While Netanyahu regards Obama as dangerously naïve about the geopolitical challenges facing Israel and the U.S. in the Middle East, Obama thinks Netanyahu's enthusiasm for stepped-up military confrontation with Iran and his repeated assaults on Gaza are counterproductive to the goal of ensuring Israeli security.

These strategic differences came to a head in the debate over the U.S.-Iran nuclear agreement announced last fall. The deal was bitterly condemned by "hard-liners" in both the U.S. and Israel. Yet, as is the case in debates that are strategic rather than partisan, various Democrats, such as Sen. Chuck Schumer (D-N.Y.), joined the Republican side, and various Israeli security experts backed Obama.

For his part, Obama stressed that the deal included provisions allowing for unilateral U.S. military action if Iran broke the terms of the agreement. "If Iran violates the agreement over the next decade, all of the sanctions can snap back into place," said Obama. "We won't need the support of other members of the UN Security Council; America can trigger snapback on our own." The president's stress was that the use of military force was one option available to U.S. foreign policymakers.

The personal acrimony between Netanyahu and Obama has overshadowed the strategic differences, for which each serves as a mouthpiece.

It's worth remembering that the two heads of state took office just months apart, and that Netanyahu endorsed Obama's opponent Mitt Romney in the 2012 election, despite the fact that Obama pledged his support for an "undivided Jerusalem" as the "capital of Israel" while he was on the campaign trail and during his early years in office--a position that many in Israel don't even embrace.

As Hillary Clinton marches on toward the Democratic nomination, the right's attacks on her and the Democratic Party as "anti-Israel," "weak on Iran" and "soft on terror" are one more expression of a debate between "right" and the "left" in U.S. politics that hides underlying agreement.

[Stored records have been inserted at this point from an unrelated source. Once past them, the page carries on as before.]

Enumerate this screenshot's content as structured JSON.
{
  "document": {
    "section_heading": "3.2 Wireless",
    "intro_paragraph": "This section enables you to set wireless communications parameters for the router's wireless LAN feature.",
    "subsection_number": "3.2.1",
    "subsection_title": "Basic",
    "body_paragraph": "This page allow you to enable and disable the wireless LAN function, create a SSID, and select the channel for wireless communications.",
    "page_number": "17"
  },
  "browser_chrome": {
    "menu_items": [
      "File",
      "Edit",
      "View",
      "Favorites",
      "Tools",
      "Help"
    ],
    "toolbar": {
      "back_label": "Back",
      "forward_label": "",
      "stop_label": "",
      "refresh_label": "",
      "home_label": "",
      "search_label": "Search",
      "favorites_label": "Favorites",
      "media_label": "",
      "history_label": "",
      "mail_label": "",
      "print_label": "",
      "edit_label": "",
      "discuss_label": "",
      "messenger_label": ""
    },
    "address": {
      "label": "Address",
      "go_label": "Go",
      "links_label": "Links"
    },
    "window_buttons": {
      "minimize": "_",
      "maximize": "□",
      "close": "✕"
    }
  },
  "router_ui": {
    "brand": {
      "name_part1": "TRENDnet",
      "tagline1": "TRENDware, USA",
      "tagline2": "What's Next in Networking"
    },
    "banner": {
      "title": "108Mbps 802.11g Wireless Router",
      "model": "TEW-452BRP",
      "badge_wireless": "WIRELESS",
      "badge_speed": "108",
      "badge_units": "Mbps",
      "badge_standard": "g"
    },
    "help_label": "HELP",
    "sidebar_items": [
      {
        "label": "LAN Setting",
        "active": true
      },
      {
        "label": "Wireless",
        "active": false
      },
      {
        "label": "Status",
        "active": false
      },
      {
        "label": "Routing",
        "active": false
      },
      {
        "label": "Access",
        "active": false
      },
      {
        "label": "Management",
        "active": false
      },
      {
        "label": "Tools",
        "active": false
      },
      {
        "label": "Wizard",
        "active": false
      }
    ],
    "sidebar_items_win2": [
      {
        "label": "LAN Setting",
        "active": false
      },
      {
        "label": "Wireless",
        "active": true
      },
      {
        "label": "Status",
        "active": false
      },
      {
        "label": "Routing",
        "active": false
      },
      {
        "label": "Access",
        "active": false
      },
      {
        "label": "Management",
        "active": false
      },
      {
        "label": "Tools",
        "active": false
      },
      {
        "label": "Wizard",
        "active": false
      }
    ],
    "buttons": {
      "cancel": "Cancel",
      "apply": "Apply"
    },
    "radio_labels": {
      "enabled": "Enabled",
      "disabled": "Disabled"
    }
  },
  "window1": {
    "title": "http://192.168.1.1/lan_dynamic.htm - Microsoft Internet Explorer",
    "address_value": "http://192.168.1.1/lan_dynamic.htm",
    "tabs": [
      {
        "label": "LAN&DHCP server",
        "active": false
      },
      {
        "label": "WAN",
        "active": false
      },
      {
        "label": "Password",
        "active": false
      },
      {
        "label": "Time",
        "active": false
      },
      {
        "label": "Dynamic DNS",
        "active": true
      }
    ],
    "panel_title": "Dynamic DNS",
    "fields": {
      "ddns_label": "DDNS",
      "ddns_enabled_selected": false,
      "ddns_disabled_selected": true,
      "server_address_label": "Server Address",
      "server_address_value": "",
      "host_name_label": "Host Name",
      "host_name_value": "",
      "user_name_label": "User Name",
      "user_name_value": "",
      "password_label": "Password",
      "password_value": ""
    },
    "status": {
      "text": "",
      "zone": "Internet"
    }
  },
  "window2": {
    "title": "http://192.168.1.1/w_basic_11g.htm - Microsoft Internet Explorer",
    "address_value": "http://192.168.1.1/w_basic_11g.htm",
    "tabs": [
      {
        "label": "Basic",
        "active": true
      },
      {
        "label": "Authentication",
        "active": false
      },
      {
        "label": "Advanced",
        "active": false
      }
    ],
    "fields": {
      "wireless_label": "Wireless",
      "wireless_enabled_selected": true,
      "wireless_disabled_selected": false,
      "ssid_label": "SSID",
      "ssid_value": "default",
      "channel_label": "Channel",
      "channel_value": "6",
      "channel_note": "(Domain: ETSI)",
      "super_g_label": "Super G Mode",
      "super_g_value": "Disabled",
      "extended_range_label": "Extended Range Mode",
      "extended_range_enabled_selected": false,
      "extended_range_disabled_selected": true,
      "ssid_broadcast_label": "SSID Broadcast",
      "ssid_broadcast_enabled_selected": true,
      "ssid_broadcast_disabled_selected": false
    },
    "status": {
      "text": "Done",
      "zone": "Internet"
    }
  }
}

The counter to the focus on the conflict is to look at the Obama administration's record aid package to Israel, Obama's bellicose statements about Iran, and the administration's willingness to work with Russia in stepping up its military engagement in Syria.

None of that is to deny that it's possible to find an expression of growing public criticism of Israeli policy on the margins of the Democratic Party.

But this is due more to the sustained pressure from the boycott, divestment and sanctions movement than a fundamental rethink of U.S. commitment to Israel--on the part of either the foreign policy establishment or the Democratic Party.